### Records provided ###

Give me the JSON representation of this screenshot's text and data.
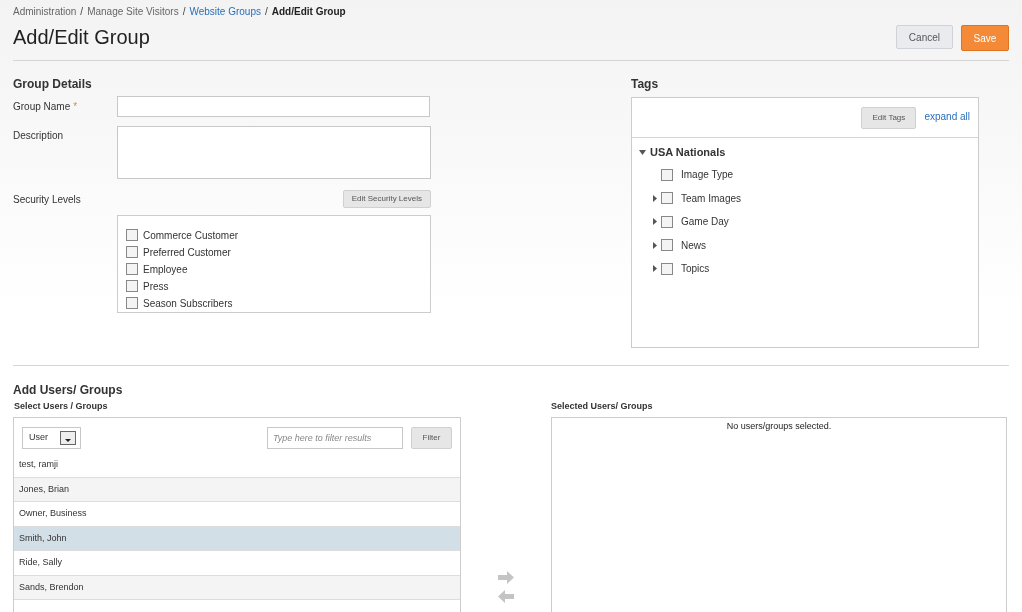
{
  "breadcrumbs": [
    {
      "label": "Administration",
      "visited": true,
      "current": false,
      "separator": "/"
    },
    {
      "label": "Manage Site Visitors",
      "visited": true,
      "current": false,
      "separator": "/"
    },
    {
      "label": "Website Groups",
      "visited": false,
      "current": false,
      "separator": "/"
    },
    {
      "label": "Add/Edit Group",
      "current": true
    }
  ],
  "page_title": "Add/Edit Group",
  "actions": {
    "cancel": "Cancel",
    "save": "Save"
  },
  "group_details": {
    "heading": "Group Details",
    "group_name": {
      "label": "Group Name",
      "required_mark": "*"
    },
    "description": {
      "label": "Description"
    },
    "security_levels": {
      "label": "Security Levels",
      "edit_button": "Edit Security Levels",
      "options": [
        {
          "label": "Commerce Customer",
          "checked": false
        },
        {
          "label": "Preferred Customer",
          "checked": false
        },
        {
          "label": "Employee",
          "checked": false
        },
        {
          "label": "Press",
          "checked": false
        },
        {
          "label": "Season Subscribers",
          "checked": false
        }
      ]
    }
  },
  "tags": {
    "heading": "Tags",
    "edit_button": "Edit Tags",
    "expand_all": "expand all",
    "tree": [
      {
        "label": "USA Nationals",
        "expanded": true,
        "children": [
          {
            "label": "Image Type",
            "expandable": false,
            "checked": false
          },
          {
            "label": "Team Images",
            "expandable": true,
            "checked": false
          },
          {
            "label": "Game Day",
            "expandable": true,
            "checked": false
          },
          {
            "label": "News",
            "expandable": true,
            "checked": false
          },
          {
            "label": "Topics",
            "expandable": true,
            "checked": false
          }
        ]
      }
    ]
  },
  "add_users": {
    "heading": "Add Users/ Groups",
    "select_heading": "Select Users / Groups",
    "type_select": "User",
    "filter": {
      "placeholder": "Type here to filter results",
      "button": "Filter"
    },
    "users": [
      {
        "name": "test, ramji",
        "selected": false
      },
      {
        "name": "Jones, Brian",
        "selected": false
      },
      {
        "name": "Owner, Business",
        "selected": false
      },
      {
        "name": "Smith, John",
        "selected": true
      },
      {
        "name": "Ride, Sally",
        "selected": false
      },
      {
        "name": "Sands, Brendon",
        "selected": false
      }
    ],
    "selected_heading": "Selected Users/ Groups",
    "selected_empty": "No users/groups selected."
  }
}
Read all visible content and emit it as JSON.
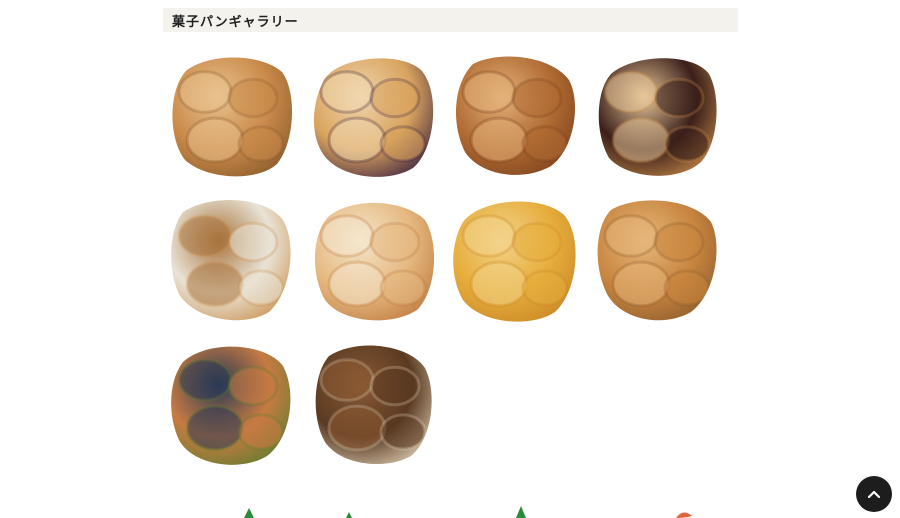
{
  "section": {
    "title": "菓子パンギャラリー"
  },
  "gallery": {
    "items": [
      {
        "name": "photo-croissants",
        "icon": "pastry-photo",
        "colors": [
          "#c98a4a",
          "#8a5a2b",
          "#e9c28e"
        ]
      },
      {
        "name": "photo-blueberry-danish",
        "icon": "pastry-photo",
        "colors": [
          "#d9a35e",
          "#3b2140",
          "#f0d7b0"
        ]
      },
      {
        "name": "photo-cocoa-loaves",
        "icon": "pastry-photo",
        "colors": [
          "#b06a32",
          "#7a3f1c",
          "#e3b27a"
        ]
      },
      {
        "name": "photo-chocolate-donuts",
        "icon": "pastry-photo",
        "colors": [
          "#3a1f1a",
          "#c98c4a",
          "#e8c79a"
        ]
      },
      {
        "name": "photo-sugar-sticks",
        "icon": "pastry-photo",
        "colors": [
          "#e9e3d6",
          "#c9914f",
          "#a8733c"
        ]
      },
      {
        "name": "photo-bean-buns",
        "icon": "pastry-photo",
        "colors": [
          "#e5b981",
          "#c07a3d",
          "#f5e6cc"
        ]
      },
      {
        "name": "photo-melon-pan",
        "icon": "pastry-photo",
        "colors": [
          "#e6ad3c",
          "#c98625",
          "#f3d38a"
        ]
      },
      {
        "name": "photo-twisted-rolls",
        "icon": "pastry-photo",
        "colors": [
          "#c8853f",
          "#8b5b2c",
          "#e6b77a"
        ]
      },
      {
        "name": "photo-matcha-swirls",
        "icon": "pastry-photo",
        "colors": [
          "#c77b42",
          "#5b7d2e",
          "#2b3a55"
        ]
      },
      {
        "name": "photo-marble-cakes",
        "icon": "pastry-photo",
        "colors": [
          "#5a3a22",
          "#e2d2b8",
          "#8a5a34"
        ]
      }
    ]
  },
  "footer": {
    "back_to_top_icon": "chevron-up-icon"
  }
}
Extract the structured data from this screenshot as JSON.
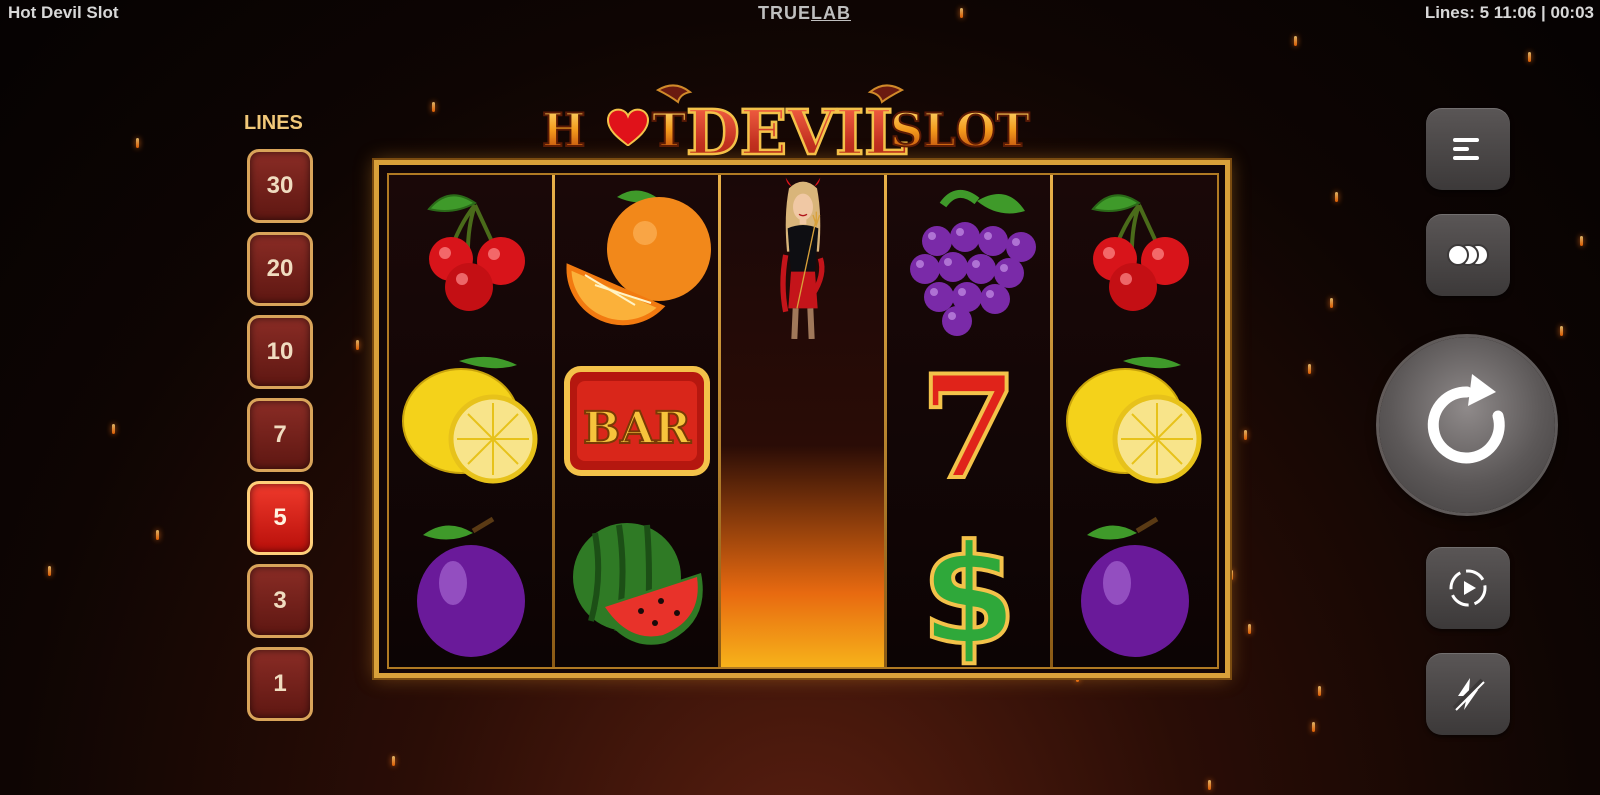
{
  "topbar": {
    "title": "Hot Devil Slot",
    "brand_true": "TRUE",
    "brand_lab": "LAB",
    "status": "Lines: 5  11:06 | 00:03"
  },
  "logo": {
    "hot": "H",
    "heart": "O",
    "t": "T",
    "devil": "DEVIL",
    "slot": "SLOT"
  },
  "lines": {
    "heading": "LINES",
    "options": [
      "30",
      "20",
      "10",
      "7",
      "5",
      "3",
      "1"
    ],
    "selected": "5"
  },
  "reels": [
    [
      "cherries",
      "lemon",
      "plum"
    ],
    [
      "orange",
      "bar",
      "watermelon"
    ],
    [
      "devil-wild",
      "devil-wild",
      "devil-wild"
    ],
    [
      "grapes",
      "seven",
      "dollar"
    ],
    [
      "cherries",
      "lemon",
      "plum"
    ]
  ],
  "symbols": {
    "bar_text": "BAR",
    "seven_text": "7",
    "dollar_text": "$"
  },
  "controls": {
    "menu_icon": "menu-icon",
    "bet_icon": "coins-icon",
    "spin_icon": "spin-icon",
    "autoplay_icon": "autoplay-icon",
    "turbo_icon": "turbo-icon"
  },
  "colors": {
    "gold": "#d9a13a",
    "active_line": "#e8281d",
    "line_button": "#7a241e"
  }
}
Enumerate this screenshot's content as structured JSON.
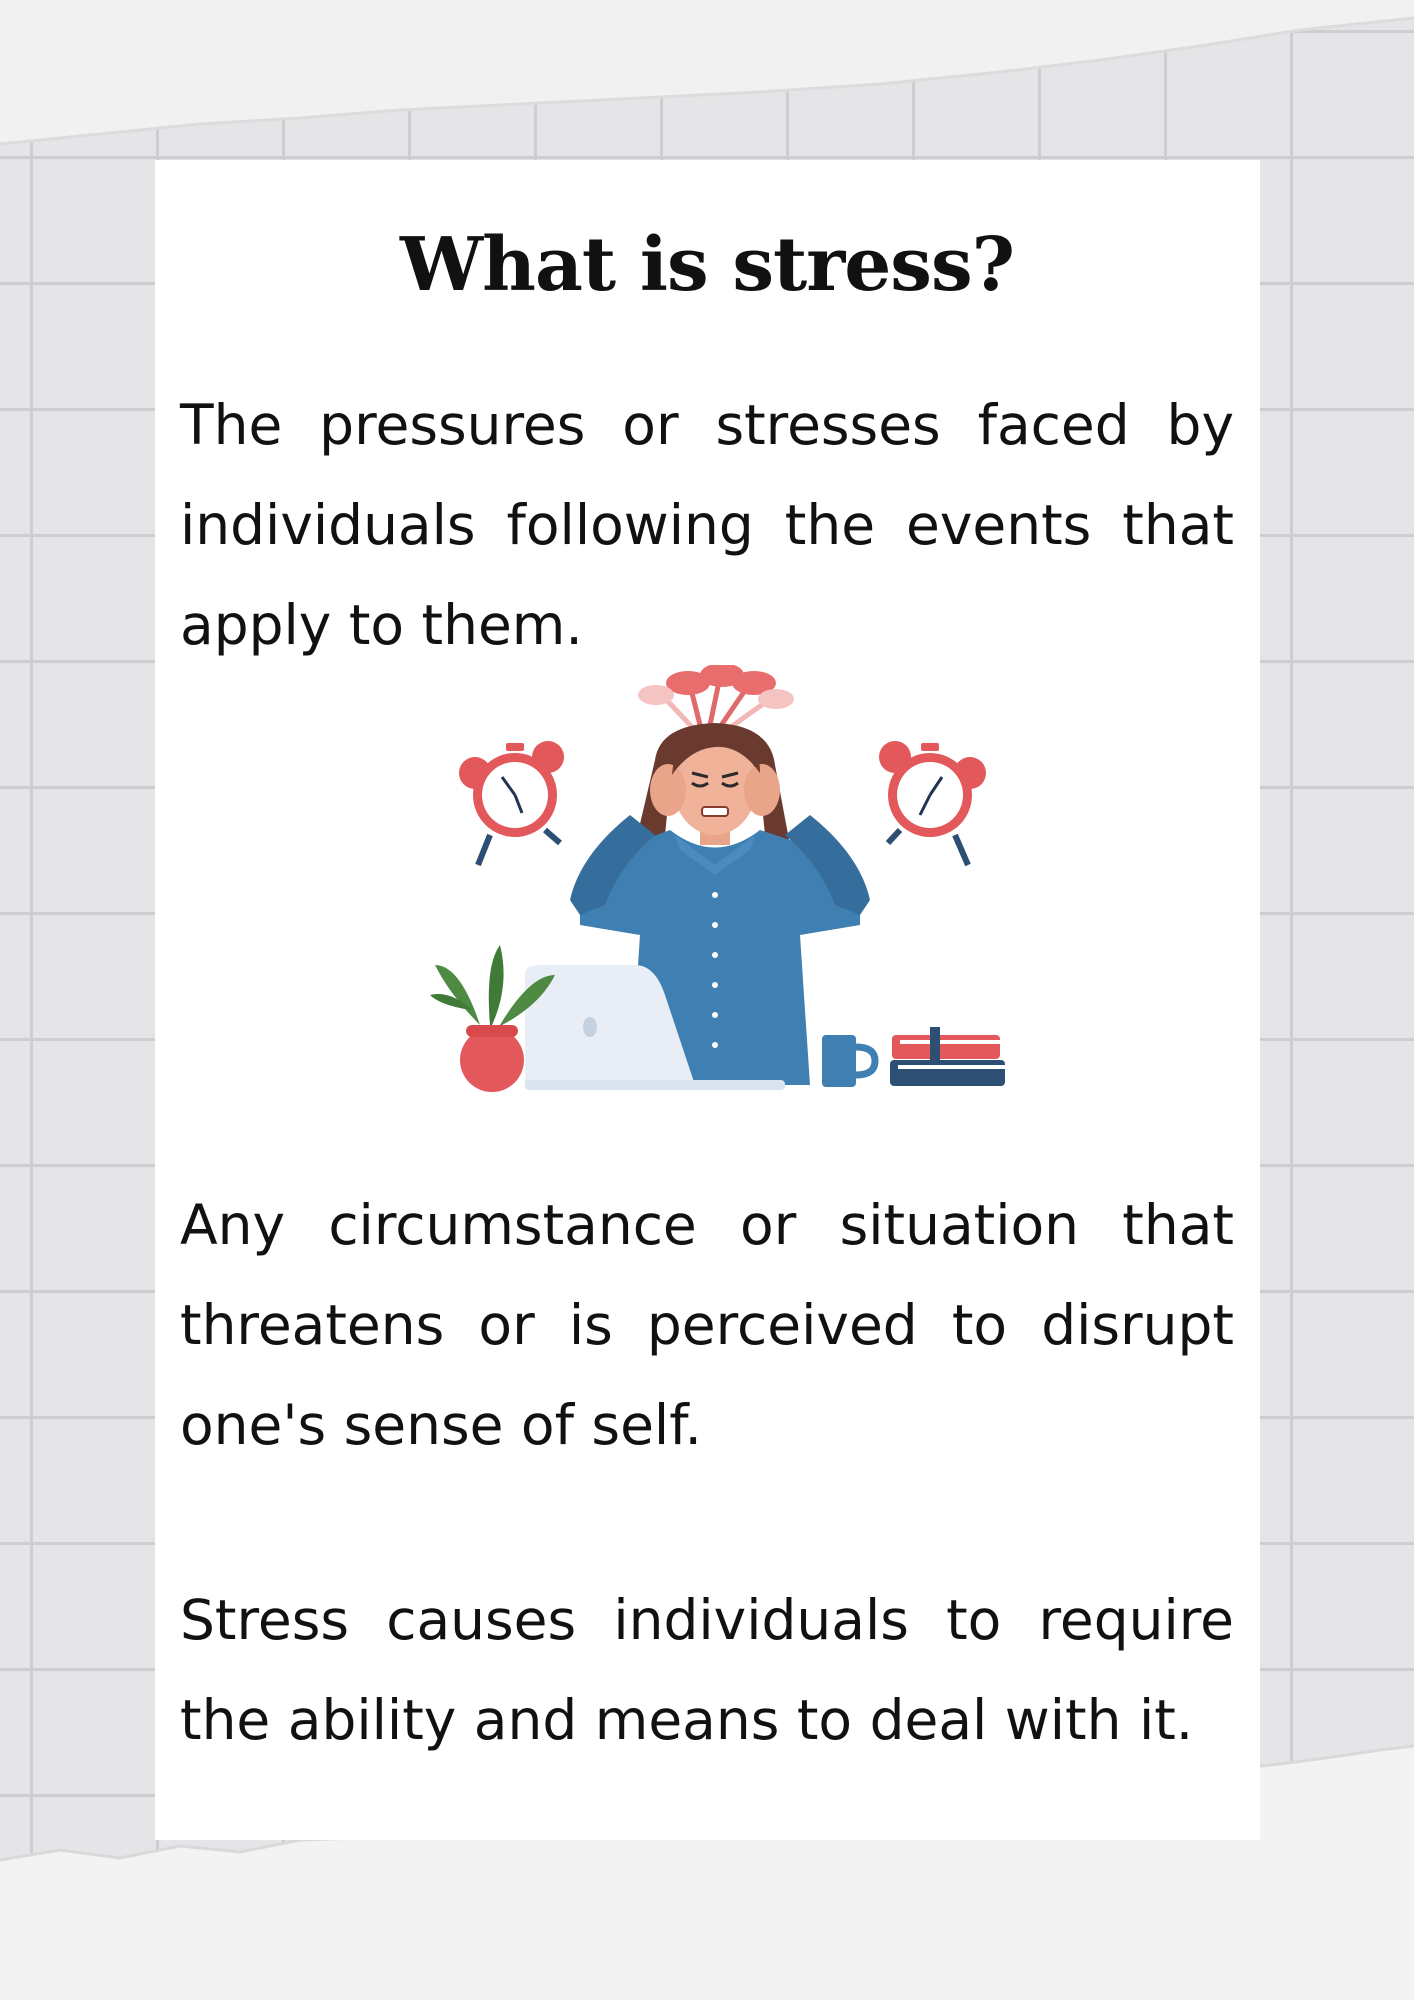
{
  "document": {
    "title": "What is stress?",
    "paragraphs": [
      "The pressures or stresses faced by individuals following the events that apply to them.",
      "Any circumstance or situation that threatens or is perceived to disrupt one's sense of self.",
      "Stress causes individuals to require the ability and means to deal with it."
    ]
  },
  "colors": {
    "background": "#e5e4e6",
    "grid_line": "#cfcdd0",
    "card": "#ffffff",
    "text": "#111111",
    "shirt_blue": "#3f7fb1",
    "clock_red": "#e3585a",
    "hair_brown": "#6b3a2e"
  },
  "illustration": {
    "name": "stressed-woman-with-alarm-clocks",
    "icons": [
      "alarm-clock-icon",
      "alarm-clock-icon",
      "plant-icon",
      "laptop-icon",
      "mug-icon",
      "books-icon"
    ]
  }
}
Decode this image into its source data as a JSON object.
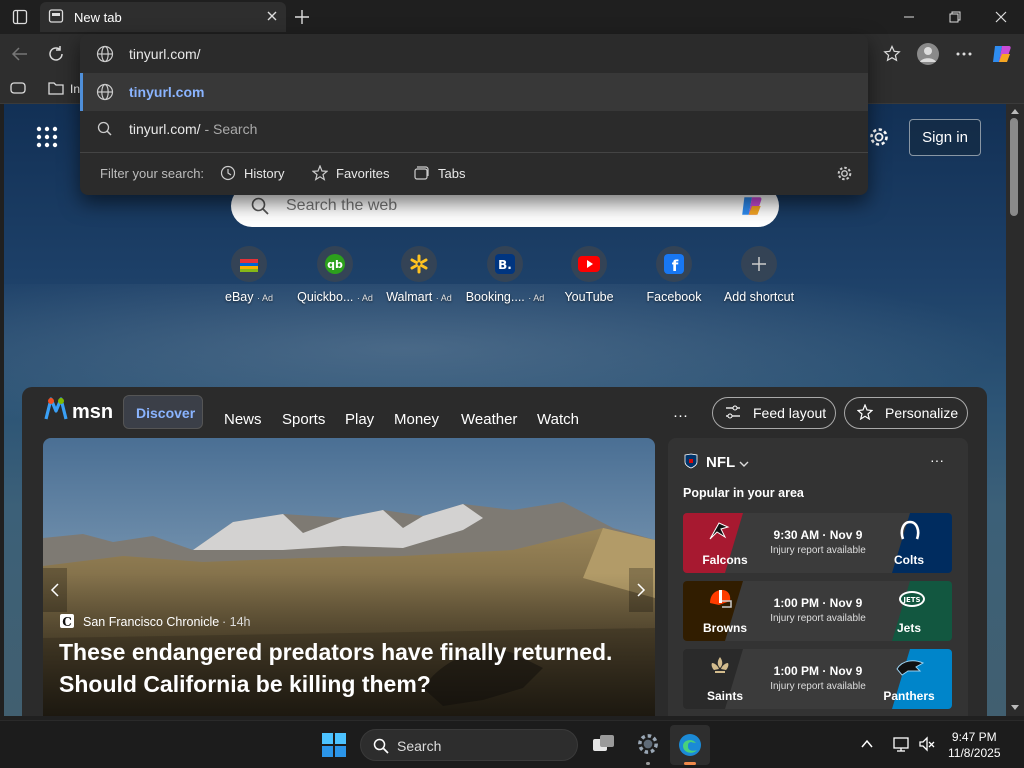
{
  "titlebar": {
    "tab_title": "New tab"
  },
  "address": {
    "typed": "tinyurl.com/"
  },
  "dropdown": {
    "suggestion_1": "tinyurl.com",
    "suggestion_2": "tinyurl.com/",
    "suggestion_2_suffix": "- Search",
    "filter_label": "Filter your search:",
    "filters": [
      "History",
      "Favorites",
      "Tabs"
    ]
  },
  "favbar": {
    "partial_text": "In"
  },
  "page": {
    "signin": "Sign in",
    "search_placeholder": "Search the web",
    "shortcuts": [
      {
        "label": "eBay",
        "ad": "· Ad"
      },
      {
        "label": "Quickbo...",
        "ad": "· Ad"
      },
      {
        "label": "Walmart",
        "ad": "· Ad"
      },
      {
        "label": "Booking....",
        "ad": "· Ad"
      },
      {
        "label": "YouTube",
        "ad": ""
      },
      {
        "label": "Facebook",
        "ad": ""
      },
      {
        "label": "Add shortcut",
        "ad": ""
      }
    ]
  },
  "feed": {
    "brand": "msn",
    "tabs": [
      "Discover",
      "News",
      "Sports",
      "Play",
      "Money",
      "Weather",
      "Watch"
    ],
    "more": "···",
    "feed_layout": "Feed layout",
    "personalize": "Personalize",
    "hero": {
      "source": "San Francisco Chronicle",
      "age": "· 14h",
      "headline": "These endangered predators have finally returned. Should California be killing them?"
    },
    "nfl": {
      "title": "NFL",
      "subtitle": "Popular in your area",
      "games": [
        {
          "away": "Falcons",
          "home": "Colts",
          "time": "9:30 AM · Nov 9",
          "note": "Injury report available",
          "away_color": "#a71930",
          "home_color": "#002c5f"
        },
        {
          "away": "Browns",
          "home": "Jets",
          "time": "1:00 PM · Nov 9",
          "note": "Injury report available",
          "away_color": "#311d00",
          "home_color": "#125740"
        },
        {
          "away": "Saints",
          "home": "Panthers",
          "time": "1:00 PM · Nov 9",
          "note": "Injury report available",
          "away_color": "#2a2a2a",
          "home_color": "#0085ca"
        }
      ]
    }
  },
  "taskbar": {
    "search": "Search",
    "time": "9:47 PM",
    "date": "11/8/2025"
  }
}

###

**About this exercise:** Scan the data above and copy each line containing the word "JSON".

**Response:**
Give me the JSON representation of this screenshot's text and data.
Read all visible content and emit it as JSON.
Extract the structured data from this screenshot as JSON.
Enumerate this screenshot's content as structured JSON.
Decode this image into its source data as a JSON object.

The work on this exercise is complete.